Work task:
Here are some entries; quote each one exactly.

Data extracted from a collection:
————

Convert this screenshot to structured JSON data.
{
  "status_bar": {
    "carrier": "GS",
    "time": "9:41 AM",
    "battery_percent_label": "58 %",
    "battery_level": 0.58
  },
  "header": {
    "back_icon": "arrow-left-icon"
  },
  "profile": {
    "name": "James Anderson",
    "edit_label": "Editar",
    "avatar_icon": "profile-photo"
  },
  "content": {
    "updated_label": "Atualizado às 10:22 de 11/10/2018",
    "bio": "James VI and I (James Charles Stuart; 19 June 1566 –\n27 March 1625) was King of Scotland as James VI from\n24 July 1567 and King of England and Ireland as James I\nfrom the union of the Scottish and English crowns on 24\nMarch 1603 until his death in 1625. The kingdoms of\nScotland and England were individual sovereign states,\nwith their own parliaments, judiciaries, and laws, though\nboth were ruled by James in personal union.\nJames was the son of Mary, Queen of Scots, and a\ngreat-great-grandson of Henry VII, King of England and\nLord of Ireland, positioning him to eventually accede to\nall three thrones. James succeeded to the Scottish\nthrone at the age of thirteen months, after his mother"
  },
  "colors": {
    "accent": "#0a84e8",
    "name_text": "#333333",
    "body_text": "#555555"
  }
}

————

Task result:
Convert this screenshot to structured JSON data.
{
  "status_bar": {
    "carrier": "GS",
    "time": "9:41 AM",
    "battery_percent_label": "58 %",
    "battery_level": 0.58
  },
  "header": {
    "back_icon": "arrow-left-icon"
  },
  "profile": {
    "name": "James Anderson",
    "edit_label": "Editar",
    "avatar_icon": "profile-photo"
  },
  "content": {
    "updated_label": "Atualizado às 10:22 de 11/10/2018",
    "bio": "James VI and I (James Charles Stuart; 19 June 1566 –\n27 March 1625) was King of Scotland as James VI from\n24 July 1567 and King of England and Ireland as James I\nfrom the union of the Scottish and English crowns on 24\nMarch 1603 until his death in 1625. The kingdoms of\nScotland and England were individual sovereign states,\nwith their own parliaments, judiciaries, and laws, though\nboth were ruled by James in personal union.\nJames was the son of Mary, Queen of Scots, and a\ngreat-great-grandson of Henry VII, King of England and\nLord of Ireland, positioning him to eventually accede to\nall three thrones. James succeeded to the Scottish\nthrone at the age of thirteen months, after his mother"
  },
  "colors": {
    "accent": "#0a84e8",
    "name_text": "#333333",
    "body_text": "#555555"
  }
}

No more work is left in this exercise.